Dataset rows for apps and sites
⁂
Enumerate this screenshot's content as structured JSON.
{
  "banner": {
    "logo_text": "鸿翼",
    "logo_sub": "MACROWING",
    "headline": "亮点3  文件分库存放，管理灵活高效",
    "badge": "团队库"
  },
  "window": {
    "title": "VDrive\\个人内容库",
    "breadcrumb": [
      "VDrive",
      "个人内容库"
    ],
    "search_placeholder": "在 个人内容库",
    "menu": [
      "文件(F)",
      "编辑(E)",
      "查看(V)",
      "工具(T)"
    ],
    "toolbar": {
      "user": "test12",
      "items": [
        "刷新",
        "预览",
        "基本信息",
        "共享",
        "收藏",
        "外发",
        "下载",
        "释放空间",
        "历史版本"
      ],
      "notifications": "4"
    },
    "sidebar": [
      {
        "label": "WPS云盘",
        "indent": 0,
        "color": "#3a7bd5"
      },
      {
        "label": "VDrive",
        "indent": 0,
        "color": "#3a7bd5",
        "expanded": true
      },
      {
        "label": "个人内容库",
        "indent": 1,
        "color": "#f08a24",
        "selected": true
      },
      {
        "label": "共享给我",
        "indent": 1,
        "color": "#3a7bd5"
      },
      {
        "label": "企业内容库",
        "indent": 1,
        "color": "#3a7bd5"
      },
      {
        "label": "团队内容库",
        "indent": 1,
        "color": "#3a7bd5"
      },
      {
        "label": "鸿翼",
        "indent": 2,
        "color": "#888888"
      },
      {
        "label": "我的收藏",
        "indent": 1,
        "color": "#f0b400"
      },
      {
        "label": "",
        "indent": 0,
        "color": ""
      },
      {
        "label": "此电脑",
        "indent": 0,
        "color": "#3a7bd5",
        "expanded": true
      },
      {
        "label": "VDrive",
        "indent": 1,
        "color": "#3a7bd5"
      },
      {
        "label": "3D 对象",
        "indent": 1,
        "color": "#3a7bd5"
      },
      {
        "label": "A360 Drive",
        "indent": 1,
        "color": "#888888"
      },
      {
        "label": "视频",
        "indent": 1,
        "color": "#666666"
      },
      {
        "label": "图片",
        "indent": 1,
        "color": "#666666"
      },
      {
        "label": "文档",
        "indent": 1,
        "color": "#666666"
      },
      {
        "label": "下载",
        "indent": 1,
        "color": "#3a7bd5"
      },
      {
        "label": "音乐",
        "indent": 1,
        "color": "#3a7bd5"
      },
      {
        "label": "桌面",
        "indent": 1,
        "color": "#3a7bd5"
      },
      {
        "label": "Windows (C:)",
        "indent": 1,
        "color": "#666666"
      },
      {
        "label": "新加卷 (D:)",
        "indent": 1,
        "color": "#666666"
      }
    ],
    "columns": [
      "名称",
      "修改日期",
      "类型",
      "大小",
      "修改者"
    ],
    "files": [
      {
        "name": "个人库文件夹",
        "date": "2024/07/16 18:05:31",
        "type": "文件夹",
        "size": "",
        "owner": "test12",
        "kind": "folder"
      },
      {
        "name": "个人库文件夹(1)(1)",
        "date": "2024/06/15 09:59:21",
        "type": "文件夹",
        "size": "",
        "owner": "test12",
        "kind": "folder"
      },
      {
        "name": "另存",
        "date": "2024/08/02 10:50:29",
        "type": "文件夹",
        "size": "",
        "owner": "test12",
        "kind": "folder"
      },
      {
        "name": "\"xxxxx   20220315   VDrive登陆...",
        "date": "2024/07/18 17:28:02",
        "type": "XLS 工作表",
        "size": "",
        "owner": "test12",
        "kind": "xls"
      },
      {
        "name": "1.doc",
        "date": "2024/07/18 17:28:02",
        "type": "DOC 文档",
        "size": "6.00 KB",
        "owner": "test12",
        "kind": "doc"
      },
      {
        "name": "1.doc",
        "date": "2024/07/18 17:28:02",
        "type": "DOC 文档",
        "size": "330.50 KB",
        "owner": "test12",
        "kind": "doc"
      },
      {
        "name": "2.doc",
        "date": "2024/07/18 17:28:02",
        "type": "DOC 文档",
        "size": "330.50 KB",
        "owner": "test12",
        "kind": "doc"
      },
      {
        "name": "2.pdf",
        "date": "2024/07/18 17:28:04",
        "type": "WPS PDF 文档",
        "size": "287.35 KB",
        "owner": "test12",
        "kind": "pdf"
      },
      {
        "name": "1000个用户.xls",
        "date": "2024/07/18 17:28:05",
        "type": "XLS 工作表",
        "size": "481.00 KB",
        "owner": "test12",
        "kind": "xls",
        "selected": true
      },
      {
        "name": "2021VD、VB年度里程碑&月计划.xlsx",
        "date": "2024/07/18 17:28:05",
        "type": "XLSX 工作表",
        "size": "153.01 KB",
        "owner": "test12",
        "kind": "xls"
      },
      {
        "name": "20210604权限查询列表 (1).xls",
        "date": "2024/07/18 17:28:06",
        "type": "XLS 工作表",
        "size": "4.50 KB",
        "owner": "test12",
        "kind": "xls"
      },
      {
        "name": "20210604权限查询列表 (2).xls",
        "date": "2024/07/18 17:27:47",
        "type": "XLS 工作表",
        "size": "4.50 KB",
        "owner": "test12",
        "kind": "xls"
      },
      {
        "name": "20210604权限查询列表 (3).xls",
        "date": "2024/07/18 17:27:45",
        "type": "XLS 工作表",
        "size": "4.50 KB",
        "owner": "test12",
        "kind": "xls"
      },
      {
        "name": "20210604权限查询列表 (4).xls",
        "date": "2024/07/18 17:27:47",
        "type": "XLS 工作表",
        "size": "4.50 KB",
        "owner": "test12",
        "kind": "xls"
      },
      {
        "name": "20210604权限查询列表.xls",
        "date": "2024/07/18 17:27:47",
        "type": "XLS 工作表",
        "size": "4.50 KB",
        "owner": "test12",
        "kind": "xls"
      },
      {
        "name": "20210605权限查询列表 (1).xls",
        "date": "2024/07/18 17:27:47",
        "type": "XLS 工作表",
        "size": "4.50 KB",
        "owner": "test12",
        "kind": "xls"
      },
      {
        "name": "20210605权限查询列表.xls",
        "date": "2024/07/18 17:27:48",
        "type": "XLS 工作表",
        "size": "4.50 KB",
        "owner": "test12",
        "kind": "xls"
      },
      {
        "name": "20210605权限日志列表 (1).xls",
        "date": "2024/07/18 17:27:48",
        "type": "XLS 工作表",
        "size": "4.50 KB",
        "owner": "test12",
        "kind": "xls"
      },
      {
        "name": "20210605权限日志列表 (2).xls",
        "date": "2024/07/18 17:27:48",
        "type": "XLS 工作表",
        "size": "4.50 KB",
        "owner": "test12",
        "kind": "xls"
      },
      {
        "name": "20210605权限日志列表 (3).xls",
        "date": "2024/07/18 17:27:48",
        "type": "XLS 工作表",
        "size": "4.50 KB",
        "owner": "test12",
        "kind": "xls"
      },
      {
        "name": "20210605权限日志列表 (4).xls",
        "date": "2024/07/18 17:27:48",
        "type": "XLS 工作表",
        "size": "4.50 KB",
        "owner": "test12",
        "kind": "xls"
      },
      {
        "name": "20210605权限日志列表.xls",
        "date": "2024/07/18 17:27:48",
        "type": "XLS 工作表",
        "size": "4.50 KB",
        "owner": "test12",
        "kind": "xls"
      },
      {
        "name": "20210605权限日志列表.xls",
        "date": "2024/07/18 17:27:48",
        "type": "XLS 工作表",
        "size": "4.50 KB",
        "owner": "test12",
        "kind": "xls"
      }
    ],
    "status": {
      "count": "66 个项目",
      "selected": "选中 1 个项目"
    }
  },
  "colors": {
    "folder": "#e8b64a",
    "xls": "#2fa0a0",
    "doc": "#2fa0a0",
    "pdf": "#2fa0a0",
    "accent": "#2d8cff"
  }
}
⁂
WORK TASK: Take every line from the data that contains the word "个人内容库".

ANSWER SPACE:
    "title": "VDrive\\个人内容库",
      "个人内容库"
    "search_placeholder": "在 个人内容库",
        "label": "个人内容库",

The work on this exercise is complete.